**What to produce:** An exact copy of the records is needed; please leave the images out.

-- Supplied information follows --

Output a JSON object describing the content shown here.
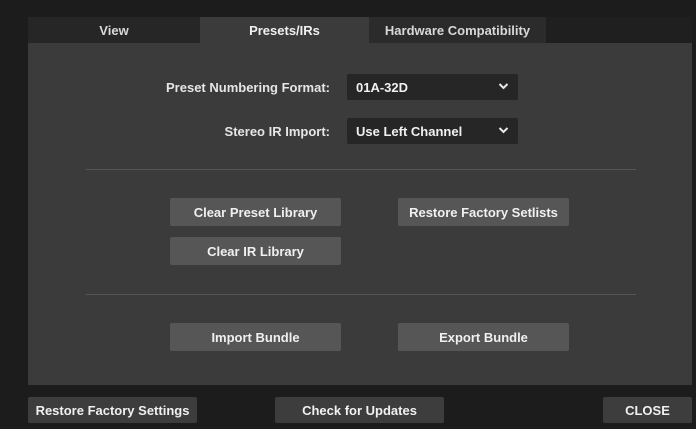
{
  "tabs": {
    "view": "View",
    "presets_irs": "Presets/IRs",
    "hardware_compat": "Hardware Compatibility"
  },
  "active_tab": "Presets/IRs",
  "settings": {
    "preset_numbering_label": "Preset Numbering Format:",
    "preset_numbering_value": "01A-32D",
    "stereo_ir_label": "Stereo IR Import:",
    "stereo_ir_value": "Use Left Channel"
  },
  "buttons": {
    "clear_preset_library": "Clear Preset Library",
    "restore_factory_setlists": "Restore Factory Setlists",
    "clear_ir_library": "Clear IR Library",
    "import_bundle": "Import Bundle",
    "export_bundle": "Export Bundle"
  },
  "footer": {
    "restore_factory_settings": "Restore Factory Settings",
    "check_for_updates": "Check for Updates",
    "close": "CLOSE"
  },
  "icons": {
    "dropdown": "chevron-down-icon"
  },
  "colors": {
    "window_bg": "#1c1c1c",
    "panel_bg": "#3b3b3b",
    "button_bg": "#565656",
    "select_bg": "#262626"
  }
}
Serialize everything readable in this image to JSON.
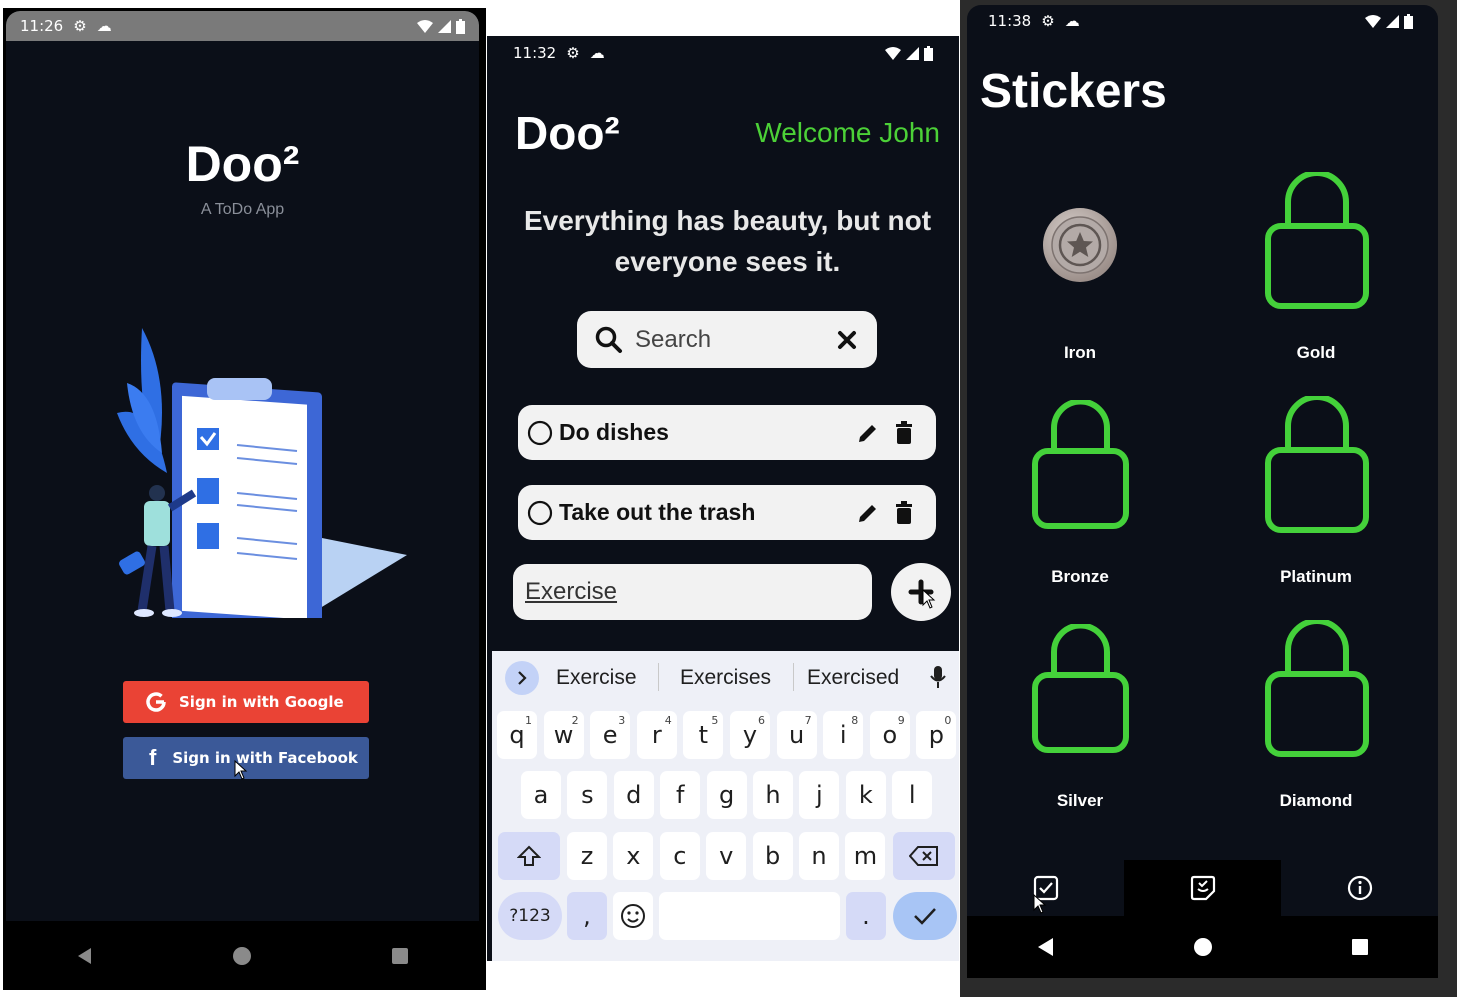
{
  "login": {
    "time": "11:26",
    "app_title": "Doo²",
    "subtitle": "A ToDo App",
    "google_label": "Sign in with Google",
    "facebook_label": "Sign in with Facebook",
    "colors": {
      "google": "#ea4335",
      "facebook": "#3b5998"
    }
  },
  "home": {
    "time": "11:32",
    "app_title": "Doo²",
    "welcome": "Welcome John",
    "quote": "Everything has beauty, but not everyone sees it.",
    "search_placeholder": "Search",
    "tasks": [
      {
        "label": "Do dishes"
      },
      {
        "label": "Take out the trash"
      }
    ],
    "new_task_value": "Exercise",
    "suggestions": [
      "Exercise",
      "Exercises",
      "Exercised"
    ],
    "keyboard": {
      "row1": [
        {
          "k": "q",
          "n": "1"
        },
        {
          "k": "w",
          "n": "2"
        },
        {
          "k": "e",
          "n": "3"
        },
        {
          "k": "r",
          "n": "4"
        },
        {
          "k": "t",
          "n": "5"
        },
        {
          "k": "y",
          "n": "6"
        },
        {
          "k": "u",
          "n": "7"
        },
        {
          "k": "i",
          "n": "8"
        },
        {
          "k": "o",
          "n": "9"
        },
        {
          "k": "p",
          "n": "0"
        }
      ],
      "row2": [
        "a",
        "s",
        "d",
        "f",
        "g",
        "h",
        "j",
        "k",
        "l"
      ],
      "row3": [
        "z",
        "x",
        "c",
        "v",
        "b",
        "n",
        "m"
      ],
      "symbols_label": "?123",
      "comma": ",",
      "period": "."
    },
    "colors": {
      "accent": "#4cd137"
    }
  },
  "stickers": {
    "time": "11:38",
    "title": "Stickers",
    "items": [
      {
        "label": "Iron",
        "unlocked": true
      },
      {
        "label": "Gold",
        "unlocked": false
      },
      {
        "label": "Bronze",
        "unlocked": false
      },
      {
        "label": "Platinum",
        "unlocked": false
      },
      {
        "label": "Silver",
        "unlocked": false
      },
      {
        "label": "Diamond",
        "unlocked": false
      }
    ],
    "tabs": [
      "todo-tab",
      "stickers-tab",
      "info-tab"
    ],
    "colors": {
      "lock": "#44d13a"
    }
  }
}
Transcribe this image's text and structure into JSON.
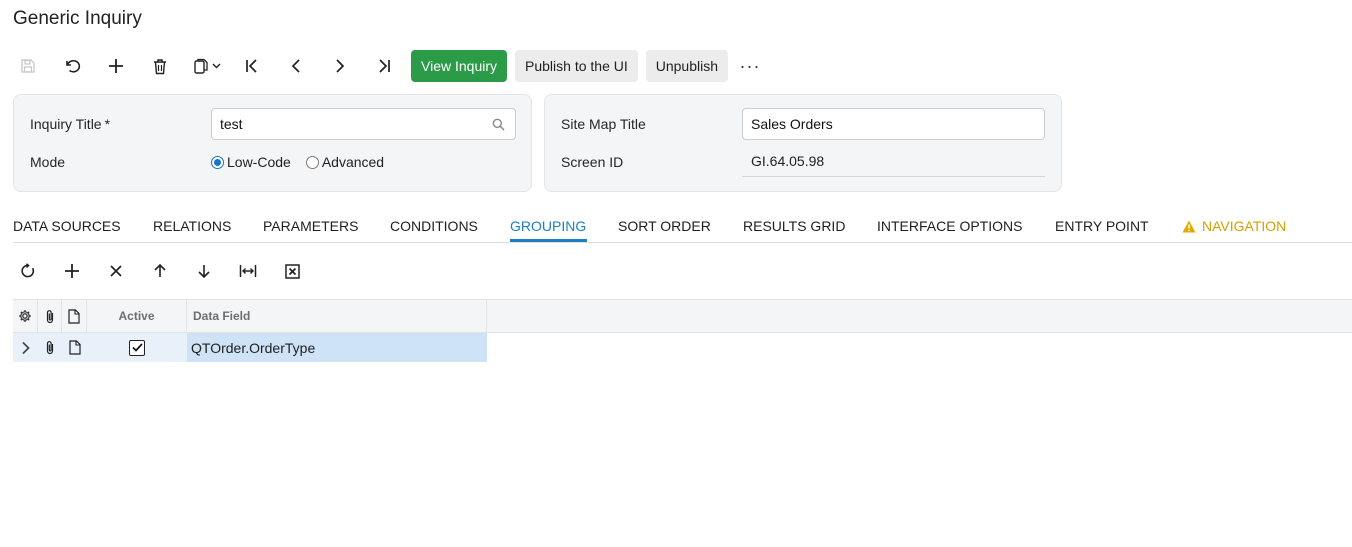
{
  "page": {
    "title": "Generic Inquiry"
  },
  "toolbar": {
    "icons": [
      "save-icon",
      "undo-icon",
      "add-icon",
      "delete-icon",
      "copy-paste-icon",
      "first-record-icon",
      "previous-record-icon",
      "next-record-icon",
      "last-record-icon"
    ],
    "view_inquiry": "View Inquiry",
    "publish": "Publish to the UI",
    "unpublish": "Unpublish",
    "more": "···"
  },
  "form_left": {
    "inquiry_title_label": "Inquiry Title",
    "required_mark": "*",
    "inquiry_title_value": "test",
    "mode_label": "Mode",
    "mode_options": [
      "Low-Code",
      "Advanced"
    ],
    "mode_selected": "Low-Code"
  },
  "form_right": {
    "site_map_title_label": "Site Map Title",
    "site_map_title_value": "Sales Orders",
    "screen_id_label": "Screen ID",
    "screen_id_value": "GI.64.05.98"
  },
  "tabs": [
    {
      "label": "DATA SOURCES"
    },
    {
      "label": "RELATIONS"
    },
    {
      "label": "PARAMETERS"
    },
    {
      "label": "CONDITIONS"
    },
    {
      "label": "GROUPING",
      "active": true
    },
    {
      "label": "SORT ORDER"
    },
    {
      "label": "RESULTS GRID"
    },
    {
      "label": "INTERFACE OPTIONS"
    },
    {
      "label": "ENTRY POINT"
    },
    {
      "label": "NAVIGATION",
      "warning": true
    }
  ],
  "grid_toolbar": {
    "icons": [
      "refresh-icon",
      "add-row-icon",
      "delete-row-icon",
      "move-up-icon",
      "move-down-icon",
      "fit-columns-icon",
      "export-excel-icon"
    ]
  },
  "grid": {
    "columns": {
      "active": "Active",
      "data_field": "Data Field"
    },
    "rows": [
      {
        "active": true,
        "data_field": "QTOrder.OrderType"
      }
    ]
  },
  "colors": {
    "primary_button": "#2c9b48",
    "active_tab": "#1d7fc1",
    "warning": "#d2a100",
    "selected_cell": "#cfe3f6"
  }
}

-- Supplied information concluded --

**Solution for this problem:**
Output a JSON object describing the content shown here.
{
  "tabs": {
    "view": "View",
    "presets_irs": "Presets/IRs",
    "hardware_compat": "Hardware Compatibility"
  },
  "active_tab": "Presets/IRs",
  "settings": {
    "preset_numbering_label": "Preset Numbering Format:",
    "preset_numbering_value": "01A-32D",
    "stereo_ir_label": "Stereo IR Import:",
    "stereo_ir_value": "Use Left Channel"
  },
  "buttons": {
    "clear_preset_library": "Clear Preset Library",
    "restore_factory_setlists": "Restore Factory Setlists",
    "clear_ir_library": "Clear IR Library",
    "import_bundle": "Import Bundle",
    "export_bundle": "Export Bundle"
  },
  "footer": {
    "restore_factory_settings": "Restore Factory Settings",
    "check_for_updates": "Check for Updates",
    "close": "CLOSE"
  },
  "icons": {
    "dropdown": "chevron-down-icon"
  },
  "colors": {
    "window_bg": "#1c1c1c",
    "panel_bg": "#3b3b3b",
    "button_bg": "#565656",
    "select_bg": "#262626"
  }
}
Serialize everything readable in this image to JSON.
{
  "login": {
    "time": "11:26",
    "app_title": "Doo²",
    "subtitle": "A ToDo App",
    "google_label": "Sign in with Google",
    "facebook_label": "Sign in with Facebook",
    "colors": {
      "google": "#ea4335",
      "facebook": "#3b5998"
    }
  },
  "home": {
    "time": "11:32",
    "app_title": "Doo²",
    "welcome": "Welcome John",
    "quote": "Everything has beauty, but not everyone sees it.",
    "search_placeholder": "Search",
    "tasks": [
      {
        "label": "Do dishes"
      },
      {
        "label": "Take out the trash"
      }
    ],
    "new_task_value": "Exercise",
    "suggestions": [
      "Exercise",
      "Exercises",
      "Exercised"
    ],
    "keyboard": {
      "row1": [
        {
          "k": "q",
          "n": "1"
        },
        {
          "k": "w",
          "n": "2"
        },
        {
          "k": "e",
          "n": "3"
        },
        {
          "k": "r",
          "n": "4"
        },
        {
          "k": "t",
          "n": "5"
        },
        {
          "k": "y",
          "n": "6"
        },
        {
          "k": "u",
          "n": "7"
        },
        {
          "k": "i",
          "n": "8"
        },
        {
          "k": "o",
          "n": "9"
        },
        {
          "k": "p",
          "n": "0"
        }
      ],
      "row2": [
        "a",
        "s",
        "d",
        "f",
        "g",
        "h",
        "j",
        "k",
        "l"
      ],
      "row3": [
        "z",
        "x",
        "c",
        "v",
        "b",
        "n",
        "m"
      ],
      "symbols_label": "?123",
      "comma": ",",
      "period": "."
    },
    "colors": {
      "accent": "#4cd137"
    }
  },
  "stickers": {
    "time": "11:38",
    "title": "Stickers",
    "items": [
      {
        "label": "Iron",
        "unlocked": true
      },
      {
        "label": "Gold",
        "unlocked": false
      },
      {
        "label": "Bronze",
        "unlocked": false
      },
      {
        "label": "Platinum",
        "unlocked": false
      },
      {
        "label": "Silver",
        "unlocked": false
      },
      {
        "label": "Diamond",
        "unlocked": false
      }
    ],
    "tabs": [
      "todo-tab",
      "stickers-tab",
      "info-tab"
    ],
    "colors": {
      "lock": "#44d13a"
    }
  }
}
Transcribe this image's text and structure into JSON.
{
  "page": {
    "title": "Generic Inquiry"
  },
  "toolbar": {
    "icons": [
      "save-icon",
      "undo-icon",
      "add-icon",
      "delete-icon",
      "copy-paste-icon",
      "first-record-icon",
      "previous-record-icon",
      "next-record-icon",
      "last-record-icon"
    ],
    "view_inquiry": "View Inquiry",
    "publish": "Publish to the UI",
    "unpublish": "Unpublish",
    "more": "···"
  },
  "form_left": {
    "inquiry_title_label": "Inquiry Title",
    "required_mark": "*",
    "inquiry_title_value": "test",
    "mode_label": "Mode",
    "mode_options": [
      "Low-Code",
      "Advanced"
    ],
    "mode_selected": "Low-Code"
  },
  "form_right": {
    "site_map_title_label": "Site Map Title",
    "site_map_title_value": "Sales Orders",
    "screen_id_label": "Screen ID",
    "screen_id_value": "GI.64.05.98"
  },
  "tabs": [
    {
      "label": "DATA SOURCES"
    },
    {
      "label": "RELATIONS"
    },
    {
      "label": "PARAMETERS"
    },
    {
      "label": "CONDITIONS"
    },
    {
      "label": "GROUPING",
      "active": true
    },
    {
      "label": "SORT ORDER"
    },
    {
      "label": "RESULTS GRID"
    },
    {
      "label": "INTERFACE OPTIONS"
    },
    {
      "label": "ENTRY POINT"
    },
    {
      "label": "NAVIGATION",
      "warning": true
    }
  ],
  "grid_toolbar": {
    "icons": [
      "refresh-icon",
      "add-row-icon",
      "delete-row-icon",
      "move-up-icon",
      "move-down-icon",
      "fit-columns-icon",
      "export-excel-icon"
    ]
  },
  "grid": {
    "columns": {
      "active": "Active",
      "data_field": "Data Field"
    },
    "rows": [
      {
        "active": true,
        "data_field": "QTOrder.OrderType"
      }
    ]
  },
  "colors": {
    "primary_button": "#2c9b48",
    "active_tab": "#1d7fc1",
    "warning": "#d2a100",
    "selected_cell": "#cfe3f6"
  }
}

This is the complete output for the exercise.